■ **Brief**
Make an exact copy of the listing so that no picture is carried over.

■ **Input for this task**
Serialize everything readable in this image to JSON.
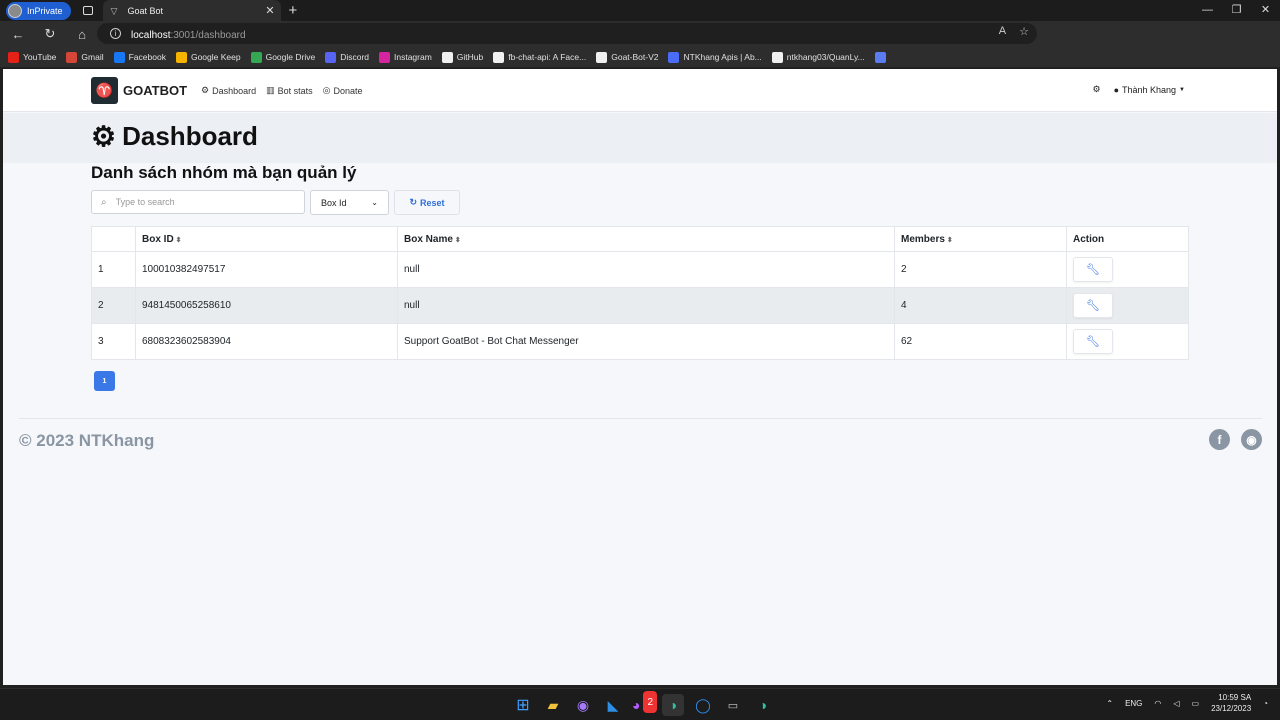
{
  "browser": {
    "inprivate_label": "InPrivate",
    "tab_title": "Goat Bot",
    "url_host": "localhost",
    "url_path": ":3001/dashboard",
    "bookmarks": [
      {
        "label": "YouTube",
        "color": "#e62117"
      },
      {
        "label": "Gmail",
        "color": "#d44638"
      },
      {
        "label": "Facebook",
        "color": "#1877f2"
      },
      {
        "label": "Google Keep",
        "color": "#f6b400"
      },
      {
        "label": "Google Drive",
        "color": "#34a853"
      },
      {
        "label": "Discord",
        "color": "#5865f2"
      },
      {
        "label": "Instagram",
        "color": "#d6249f"
      },
      {
        "label": "GitHub",
        "color": "#f0f0f0"
      },
      {
        "label": "fb-chat-api: A Face...",
        "color": "#f0f0f0"
      },
      {
        "label": "Goat-Bot-V2",
        "color": "#f0f0f0"
      },
      {
        "label": "NTKhang Apis | Ab...",
        "color": "#4a6cf7"
      },
      {
        "label": "ntkhang03/QuanLy...",
        "color": "#f0f0f0"
      }
    ]
  },
  "site": {
    "brand": "GOATBOT",
    "nav": [
      {
        "icon": "gear-icon",
        "label": "Dashboard"
      },
      {
        "icon": "chart-icon",
        "label": "Bot stats"
      },
      {
        "icon": "donate-icon",
        "label": "Donate"
      }
    ],
    "user_name": "Thành Khang"
  },
  "main": {
    "page_title": "Dashboard",
    "section_title": "Danh sách nhóm mà bạn quản lý",
    "search_placeholder": "Type to search",
    "filter_selected": "Box Id",
    "reset_label": "Reset",
    "columns": [
      "",
      "Box ID",
      "Box Name",
      "Members",
      "Action"
    ],
    "rows": [
      {
        "index": "1",
        "box_id": "100010382497517",
        "box_name": "null",
        "members": "2"
      },
      {
        "index": "2",
        "box_id": "9481450065258610",
        "box_name": "null",
        "members": "4"
      },
      {
        "index": "3",
        "box_id": "6808323602583904",
        "box_name": "Support GoatBot - Bot Chat Messenger",
        "members": "62"
      }
    ],
    "current_page": "1"
  },
  "footer": {
    "copyright": "© 2023 NTKhang"
  },
  "taskbar": {
    "language": "ENG",
    "time": "10:59 SA",
    "date": "23/12/2023",
    "messenger_badge": "2"
  },
  "colors": {
    "accent": "#3b78e7",
    "link": "#2f6fd8"
  }
}
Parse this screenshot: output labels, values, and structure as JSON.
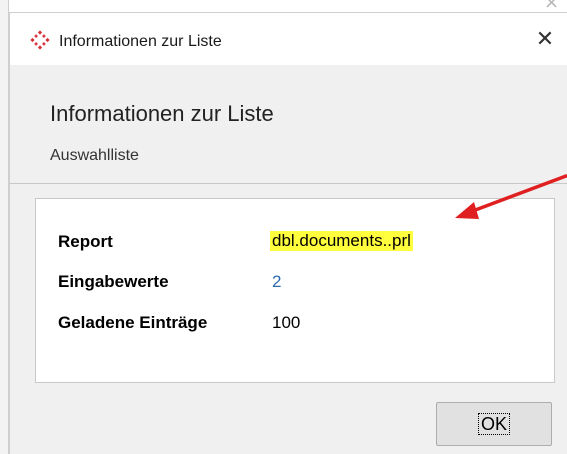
{
  "window": {
    "title": "Informationen zur Liste",
    "close_glyph": "✕"
  },
  "header": {
    "heading": "Informationen zur Liste",
    "subheading": "Auswahlliste"
  },
  "details": {
    "rows": [
      {
        "label": "Report",
        "value": "dbl.documents..prl"
      },
      {
        "label": "Eingabewerte",
        "value": "2"
      },
      {
        "label": "Geladene Einträge",
        "value": "100"
      }
    ]
  },
  "footer": {
    "ok_label": "OK"
  },
  "icons": {
    "app": "red-diamond-dots-icon",
    "close": "close-icon",
    "annotation": "red-arrow"
  },
  "colors": {
    "highlight": "#ffff3d",
    "link": "#2b6cb0",
    "arrow": "#e02020",
    "app_icon": "#d9303a"
  }
}
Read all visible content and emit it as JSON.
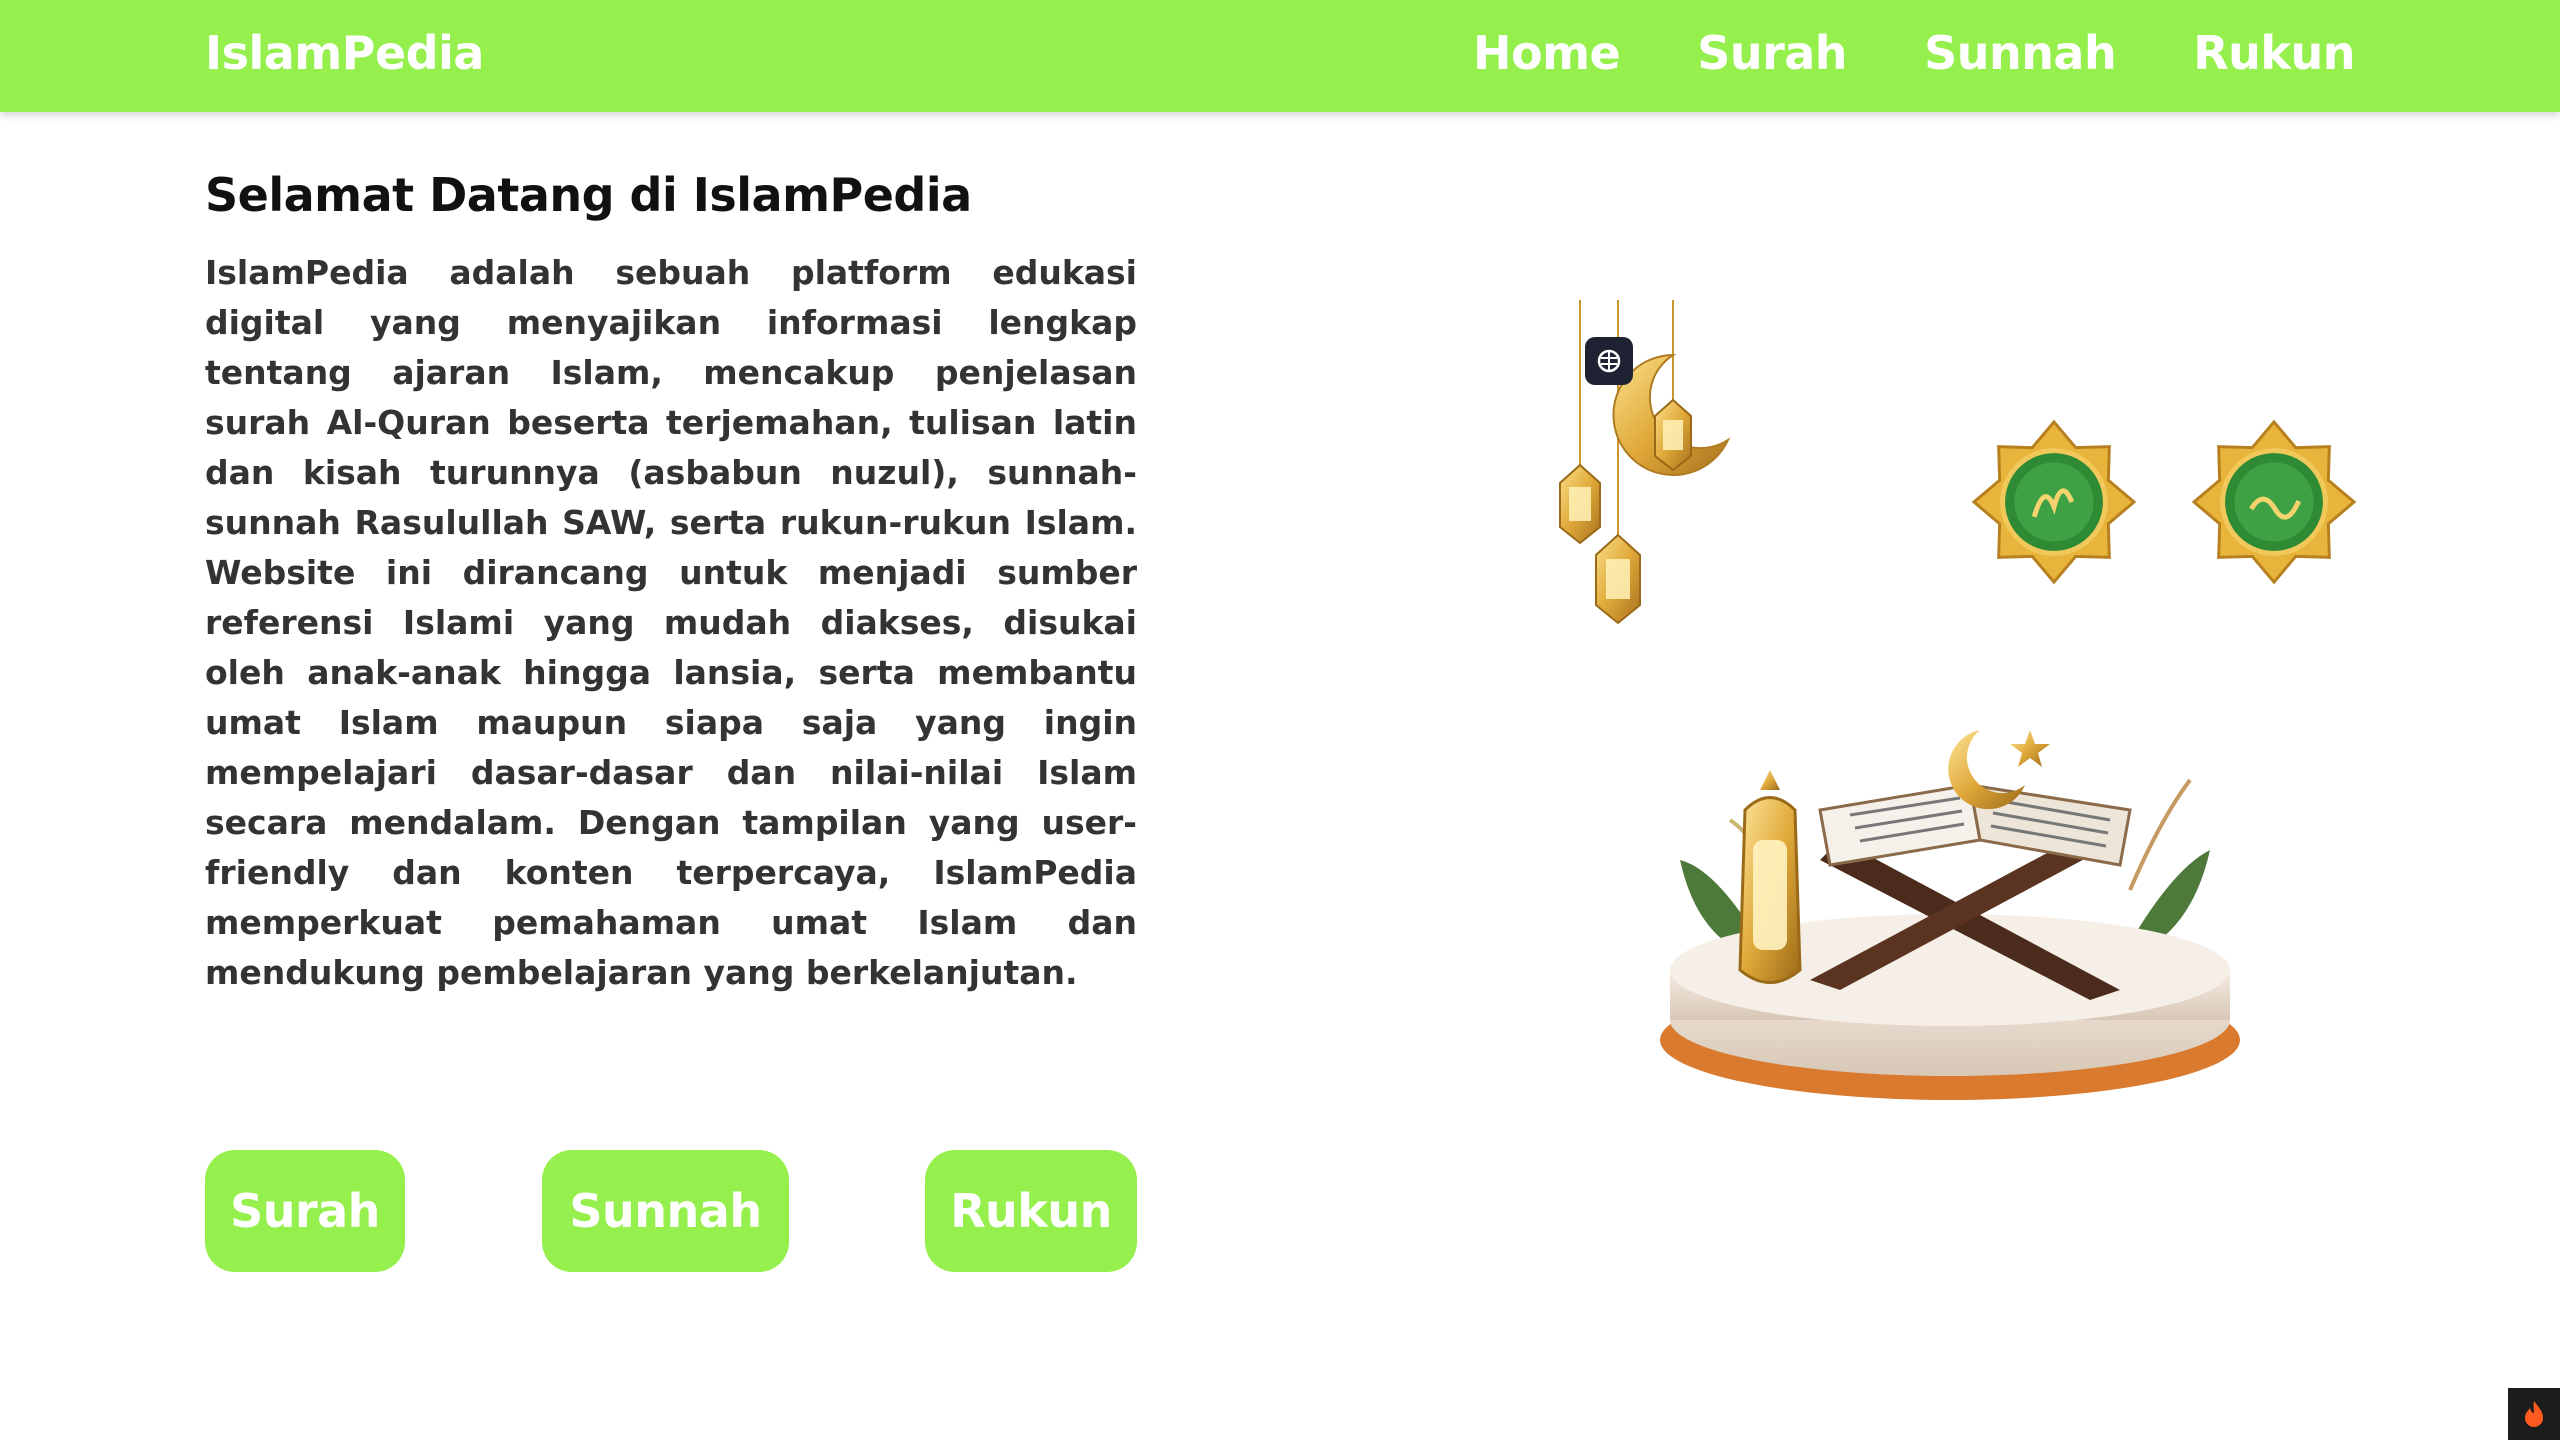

■ **Answer to this problem**
Serialize everything readable in this image to JSON.
{
  "browser": {
    "inprivate_label": "InPrivate",
    "tab_title": "Goat Bot",
    "url_host": "localhost",
    "url_path": ":3001/dashboard",
    "bookmarks": [
      {
        "label": "YouTube",
        "color": "#e62117"
      },
      {
        "label": "Gmail",
        "color": "#d44638"
      },
      {
        "label": "Facebook",
        "color": "#1877f2"
      },
      {
        "label": "Google Keep",
        "color": "#f6b400"
      },
      {
        "label": "Google Drive",
        "color": "#34a853"
      },
      {
        "label": "Discord",
        "color": "#5865f2"
      },
      {
        "label": "Instagram",
        "color": "#d6249f"
      },
      {
        "label": "GitHub",
        "color": "#f0f0f0"
      },
      {
        "label": "fb-chat-api: A Face...",
        "color": "#f0f0f0"
      },
      {
        "label": "Goat-Bot-V2",
        "color": "#f0f0f0"
      },
      {
        "label": "NTKhang Apis | Ab...",
        "color": "#4a6cf7"
      },
      {
        "label": "ntkhang03/QuanLy...",
        "color": "#f0f0f0"
      }
    ]
  },
  "site": {
    "brand": "GOATBOT",
    "nav": [
      {
        "icon": "gear-icon",
        "label": "Dashboard"
      },
      {
        "icon": "chart-icon",
        "label": "Bot stats"
      },
      {
        "icon": "donate-icon",
        "label": "Donate"
      }
    ],
    "user_name": "Thành Khang"
  },
  "main": {
    "page_title": "Dashboard",
    "section_title": "Danh sách nhóm mà bạn quản lý",
    "search_placeholder": "Type to search",
    "filter_selected": "Box Id",
    "reset_label": "Reset",
    "columns": [
      "",
      "Box ID",
      "Box Name",
      "Members",
      "Action"
    ],
    "rows": [
      {
        "index": "1",
        "box_id": "100010382497517",
        "box_name": "null",
        "members": "2"
      },
      {
        "index": "2",
        "box_id": "9481450065258610",
        "box_name": "null",
        "members": "4"
      },
      {
        "index": "3",
        "box_id": "6808323602583904",
        "box_name": "Support GoatBot - Bot Chat Messenger",
        "members": "62"
      }
    ],
    "current_page": "1"
  },
  "footer": {
    "copyright": "© 2023 NTKhang"
  },
  "taskbar": {
    "language": "ENG",
    "time": "10:59 SA",
    "date": "23/12/2023",
    "messenger_badge": "2"
  },
  "colors": {
    "accent": "#3b78e7",
    "link": "#2f6fd8"
  }
}
Parse this screenshot: output labels, values, and structure as JSON.
{
  "window": {
    "title": "Informationen zur Liste",
    "close_glyph": "✕"
  },
  "header": {
    "heading": "Informationen zur Liste",
    "subheading": "Auswahlliste"
  },
  "details": {
    "rows": [
      {
        "label": "Report",
        "value": "dbl.documents..prl"
      },
      {
        "label": "Eingabewerte",
        "value": "2"
      },
      {
        "label": "Geladene Einträge",
        "value": "100"
      }
    ]
  },
  "footer": {
    "ok_label": "OK"
  },
  "icons": {
    "app": "red-diamond-dots-icon",
    "close": "close-icon",
    "annotation": "red-arrow"
  },
  "colors": {
    "highlight": "#ffff3d",
    "link": "#2b6cb0",
    "arrow": "#e02020",
    "app_icon": "#d9303a"
  }
}
Read all visible content and emit it as JSON.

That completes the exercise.